**INSTRUCTIONS FOR THE TASK:** Where the string "icon" occurs in a line of the entries below, copy that line.

-*-

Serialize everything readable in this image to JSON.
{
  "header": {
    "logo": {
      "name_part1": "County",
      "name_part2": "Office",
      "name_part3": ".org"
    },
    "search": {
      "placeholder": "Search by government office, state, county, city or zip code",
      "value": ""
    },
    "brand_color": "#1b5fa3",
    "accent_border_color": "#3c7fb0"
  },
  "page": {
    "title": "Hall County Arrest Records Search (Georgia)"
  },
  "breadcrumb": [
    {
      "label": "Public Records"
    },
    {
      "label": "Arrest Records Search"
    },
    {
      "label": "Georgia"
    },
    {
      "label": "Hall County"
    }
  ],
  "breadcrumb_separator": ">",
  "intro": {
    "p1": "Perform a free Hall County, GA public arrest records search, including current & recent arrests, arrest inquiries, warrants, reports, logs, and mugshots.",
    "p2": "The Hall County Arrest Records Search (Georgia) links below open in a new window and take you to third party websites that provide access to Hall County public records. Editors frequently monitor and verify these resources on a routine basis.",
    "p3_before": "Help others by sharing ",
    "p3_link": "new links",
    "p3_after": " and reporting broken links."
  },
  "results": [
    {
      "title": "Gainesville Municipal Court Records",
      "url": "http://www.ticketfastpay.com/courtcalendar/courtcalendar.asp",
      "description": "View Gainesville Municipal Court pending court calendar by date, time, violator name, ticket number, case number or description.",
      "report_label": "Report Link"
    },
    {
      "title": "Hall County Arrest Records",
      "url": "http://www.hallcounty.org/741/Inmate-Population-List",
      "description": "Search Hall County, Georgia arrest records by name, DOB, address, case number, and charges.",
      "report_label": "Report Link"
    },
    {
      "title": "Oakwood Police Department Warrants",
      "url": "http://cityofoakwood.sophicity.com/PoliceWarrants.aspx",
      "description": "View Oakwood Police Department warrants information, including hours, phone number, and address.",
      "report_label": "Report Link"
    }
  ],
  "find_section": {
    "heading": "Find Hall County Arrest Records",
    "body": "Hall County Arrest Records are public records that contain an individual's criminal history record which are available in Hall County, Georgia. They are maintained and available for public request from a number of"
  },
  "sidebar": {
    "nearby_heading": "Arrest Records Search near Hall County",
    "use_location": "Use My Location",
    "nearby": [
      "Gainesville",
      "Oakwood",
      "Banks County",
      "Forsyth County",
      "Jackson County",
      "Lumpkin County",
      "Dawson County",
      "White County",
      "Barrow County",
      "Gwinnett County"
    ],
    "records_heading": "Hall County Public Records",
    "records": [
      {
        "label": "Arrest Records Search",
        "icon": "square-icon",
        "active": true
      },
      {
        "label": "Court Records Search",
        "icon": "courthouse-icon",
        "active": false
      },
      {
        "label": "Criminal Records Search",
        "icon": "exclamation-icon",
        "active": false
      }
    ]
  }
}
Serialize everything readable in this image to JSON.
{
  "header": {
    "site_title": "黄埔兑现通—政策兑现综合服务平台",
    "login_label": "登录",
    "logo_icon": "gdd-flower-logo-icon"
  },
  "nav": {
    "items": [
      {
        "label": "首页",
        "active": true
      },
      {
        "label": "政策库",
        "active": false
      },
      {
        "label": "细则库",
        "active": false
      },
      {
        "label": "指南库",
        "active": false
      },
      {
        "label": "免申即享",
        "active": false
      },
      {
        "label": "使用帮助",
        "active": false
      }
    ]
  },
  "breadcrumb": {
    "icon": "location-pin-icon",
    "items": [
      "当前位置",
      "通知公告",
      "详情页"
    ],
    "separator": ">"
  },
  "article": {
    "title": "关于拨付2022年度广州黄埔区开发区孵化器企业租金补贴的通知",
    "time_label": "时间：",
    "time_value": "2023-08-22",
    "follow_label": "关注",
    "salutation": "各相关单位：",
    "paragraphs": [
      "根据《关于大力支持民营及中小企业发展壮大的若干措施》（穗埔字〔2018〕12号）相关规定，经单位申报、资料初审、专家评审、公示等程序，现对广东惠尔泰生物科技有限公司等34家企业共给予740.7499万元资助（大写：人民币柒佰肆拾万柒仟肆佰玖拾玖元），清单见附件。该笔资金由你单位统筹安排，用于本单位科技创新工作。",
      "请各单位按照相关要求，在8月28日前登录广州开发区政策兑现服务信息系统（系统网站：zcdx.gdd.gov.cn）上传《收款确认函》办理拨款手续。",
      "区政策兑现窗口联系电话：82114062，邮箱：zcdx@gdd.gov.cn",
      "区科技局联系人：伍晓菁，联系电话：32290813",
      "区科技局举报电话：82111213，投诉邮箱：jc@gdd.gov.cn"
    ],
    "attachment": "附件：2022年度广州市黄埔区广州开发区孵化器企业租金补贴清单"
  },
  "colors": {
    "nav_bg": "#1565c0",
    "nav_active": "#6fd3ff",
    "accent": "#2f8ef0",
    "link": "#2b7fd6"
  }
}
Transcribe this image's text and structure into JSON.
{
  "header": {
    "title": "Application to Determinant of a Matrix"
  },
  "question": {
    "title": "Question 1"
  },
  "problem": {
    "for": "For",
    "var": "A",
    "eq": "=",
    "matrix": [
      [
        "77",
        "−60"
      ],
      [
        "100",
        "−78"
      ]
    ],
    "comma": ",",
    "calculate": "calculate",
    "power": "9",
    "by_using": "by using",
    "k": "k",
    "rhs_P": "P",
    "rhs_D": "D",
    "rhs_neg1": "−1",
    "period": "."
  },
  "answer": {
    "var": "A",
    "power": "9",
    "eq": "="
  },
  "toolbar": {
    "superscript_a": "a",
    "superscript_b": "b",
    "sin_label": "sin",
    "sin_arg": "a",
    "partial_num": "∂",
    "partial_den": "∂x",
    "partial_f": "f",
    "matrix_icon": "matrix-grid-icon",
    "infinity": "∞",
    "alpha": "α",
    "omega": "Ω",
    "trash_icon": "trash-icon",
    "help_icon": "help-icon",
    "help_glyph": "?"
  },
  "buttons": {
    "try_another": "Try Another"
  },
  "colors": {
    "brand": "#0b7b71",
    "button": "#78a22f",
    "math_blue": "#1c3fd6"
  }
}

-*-

**TASK RESULT:**
        "icon": "square-icon",
        "icon": "courthouse-icon",
        "icon": "exclamation-icon",
    "logo_icon": "gdd-flower-logo-icon"
    "icon": "location-pin-icon",
    "matrix_icon": "matrix-grid-icon",
    "trash_icon": "trash-icon",
    "help_icon": "help-icon",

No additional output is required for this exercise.